Short Science, November 16, 2014

PUBLISHED : Sunday, 16 November, 2014, 6:05am
UPDATED : Sunday, 16 November, 2014, 6:05am

Space station dodges satellite debris

The International Space Station is out of harm's way after flying higher to avoid space junk. Flight controllers raised the space station's orbit by 1.6km on Wednesday because a small piece of debris from an old Chinese satellite was going to come dangerously close. Without the manoeuvre, the two objects would have come within a kilometre later in the morning, too close for Nasa's comfort. The three station astronauts were informed of the situation, and the US space agency says they were never in danger. A manoeuvre had been planned anyway in preparation for the launch of three more astronauts on November 23 from Kazakhstan, but will now not be needed. AP

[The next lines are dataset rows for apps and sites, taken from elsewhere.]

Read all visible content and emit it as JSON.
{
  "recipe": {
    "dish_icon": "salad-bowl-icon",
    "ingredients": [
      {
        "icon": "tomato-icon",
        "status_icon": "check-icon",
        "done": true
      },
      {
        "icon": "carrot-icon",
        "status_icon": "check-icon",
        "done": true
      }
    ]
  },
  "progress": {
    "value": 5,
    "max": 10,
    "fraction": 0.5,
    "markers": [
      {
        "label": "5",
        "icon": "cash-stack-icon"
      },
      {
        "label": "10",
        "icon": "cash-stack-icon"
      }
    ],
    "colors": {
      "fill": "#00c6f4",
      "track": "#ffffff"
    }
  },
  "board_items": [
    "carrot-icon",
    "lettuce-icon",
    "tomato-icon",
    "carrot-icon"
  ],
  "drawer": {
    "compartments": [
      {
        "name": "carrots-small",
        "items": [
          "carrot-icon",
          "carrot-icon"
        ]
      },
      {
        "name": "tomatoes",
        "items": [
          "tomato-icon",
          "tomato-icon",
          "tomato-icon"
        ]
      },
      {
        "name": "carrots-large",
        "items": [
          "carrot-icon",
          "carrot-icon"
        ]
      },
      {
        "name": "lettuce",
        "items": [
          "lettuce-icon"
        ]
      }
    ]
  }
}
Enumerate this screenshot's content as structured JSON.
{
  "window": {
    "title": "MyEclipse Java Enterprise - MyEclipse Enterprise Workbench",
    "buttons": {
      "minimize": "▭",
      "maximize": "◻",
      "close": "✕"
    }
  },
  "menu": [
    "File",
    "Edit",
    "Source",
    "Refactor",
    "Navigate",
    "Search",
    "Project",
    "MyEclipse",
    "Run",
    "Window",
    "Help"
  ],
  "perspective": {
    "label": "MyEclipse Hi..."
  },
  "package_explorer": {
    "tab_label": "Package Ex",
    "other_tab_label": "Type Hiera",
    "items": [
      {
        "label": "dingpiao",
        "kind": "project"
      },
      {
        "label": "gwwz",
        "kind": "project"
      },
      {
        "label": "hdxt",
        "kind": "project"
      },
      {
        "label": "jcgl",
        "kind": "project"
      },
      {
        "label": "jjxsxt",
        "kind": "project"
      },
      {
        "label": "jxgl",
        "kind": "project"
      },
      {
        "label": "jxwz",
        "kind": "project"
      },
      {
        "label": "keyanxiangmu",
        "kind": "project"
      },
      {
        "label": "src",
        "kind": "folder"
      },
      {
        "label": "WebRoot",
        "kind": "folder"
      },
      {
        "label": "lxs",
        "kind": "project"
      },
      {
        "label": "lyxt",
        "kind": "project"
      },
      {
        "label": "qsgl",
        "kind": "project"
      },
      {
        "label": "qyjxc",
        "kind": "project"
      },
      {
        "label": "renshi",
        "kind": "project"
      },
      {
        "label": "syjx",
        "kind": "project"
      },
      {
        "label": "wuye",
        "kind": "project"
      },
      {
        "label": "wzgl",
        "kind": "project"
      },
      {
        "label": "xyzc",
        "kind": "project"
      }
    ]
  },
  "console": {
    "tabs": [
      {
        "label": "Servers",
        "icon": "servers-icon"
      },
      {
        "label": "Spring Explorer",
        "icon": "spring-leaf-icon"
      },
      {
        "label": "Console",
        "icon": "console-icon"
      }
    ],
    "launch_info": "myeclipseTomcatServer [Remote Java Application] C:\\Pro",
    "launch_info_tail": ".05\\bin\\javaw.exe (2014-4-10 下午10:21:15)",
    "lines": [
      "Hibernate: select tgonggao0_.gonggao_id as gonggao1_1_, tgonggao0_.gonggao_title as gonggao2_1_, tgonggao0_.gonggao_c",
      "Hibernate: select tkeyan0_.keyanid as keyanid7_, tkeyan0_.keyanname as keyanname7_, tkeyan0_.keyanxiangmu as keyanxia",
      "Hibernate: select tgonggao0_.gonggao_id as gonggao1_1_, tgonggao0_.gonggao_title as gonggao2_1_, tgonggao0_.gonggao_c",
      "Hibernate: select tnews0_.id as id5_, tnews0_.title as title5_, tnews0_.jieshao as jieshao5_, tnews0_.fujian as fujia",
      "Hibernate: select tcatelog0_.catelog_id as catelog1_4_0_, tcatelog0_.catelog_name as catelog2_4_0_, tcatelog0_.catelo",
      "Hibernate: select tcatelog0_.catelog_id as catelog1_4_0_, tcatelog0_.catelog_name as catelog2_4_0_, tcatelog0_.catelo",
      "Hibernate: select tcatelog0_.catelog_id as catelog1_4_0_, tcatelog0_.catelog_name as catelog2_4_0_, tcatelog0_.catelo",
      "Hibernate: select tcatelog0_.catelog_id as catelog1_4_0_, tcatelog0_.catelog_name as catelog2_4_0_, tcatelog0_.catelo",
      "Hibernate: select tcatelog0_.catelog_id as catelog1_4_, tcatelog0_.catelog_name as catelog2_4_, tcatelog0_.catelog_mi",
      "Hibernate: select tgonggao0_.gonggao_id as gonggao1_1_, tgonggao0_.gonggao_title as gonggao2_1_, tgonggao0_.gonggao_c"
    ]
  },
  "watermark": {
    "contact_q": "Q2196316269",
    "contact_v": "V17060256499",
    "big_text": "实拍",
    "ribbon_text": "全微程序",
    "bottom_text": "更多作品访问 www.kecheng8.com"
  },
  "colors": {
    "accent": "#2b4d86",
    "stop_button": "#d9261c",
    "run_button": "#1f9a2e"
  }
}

Iran denies nuclear scientist killed in Syria

Iran has denied a report that one of its nuclear scientists was killed in an ambush near the capital of its war-torn ally Syria. "There are no Iranian nuclear scientists in Syria," said Deputy Foreign Minister Hassan Ghashghavi, quoted by state news agency IRNA. The Syrian Observatory for Human Rights, a Britain-based monitoring group, said five nuclear engineers, including an Iranian, were killed on Sunday as unknown assailants attacked their bus just north of Damascus, near the research centre where they worked. Iran backs Syrian President Bashar al-Assad, who has since March 2011 faced an armed revolt. AFP


Microbiome research 'may be tainted'

New DNA sequencing technologies have greatly expanded knowledge of the human microbiome - the teeming world of microorganisms that inhabit our bodies - yet a team of researchers now argues that many studies may be flawed because of contamination. In a paper in the journal BMC Biology, researchers suggested that bacteria living on human skin, in the soil or in water have erroneously turned up in many microbiome studies. "This can critically impact study results, and we're now advising caution to researchers studying microbiota," said a statement from Alan Walker, a microbiologist who led the study. Problems, according to the researchers, are more likely to crop up in samples where relatively few foreign microbes exist, such as in blood or the lungs. Contamination was much less likely to be a problem in samples where large numbers of microbes exist, such as in faeces, researchers said. MCT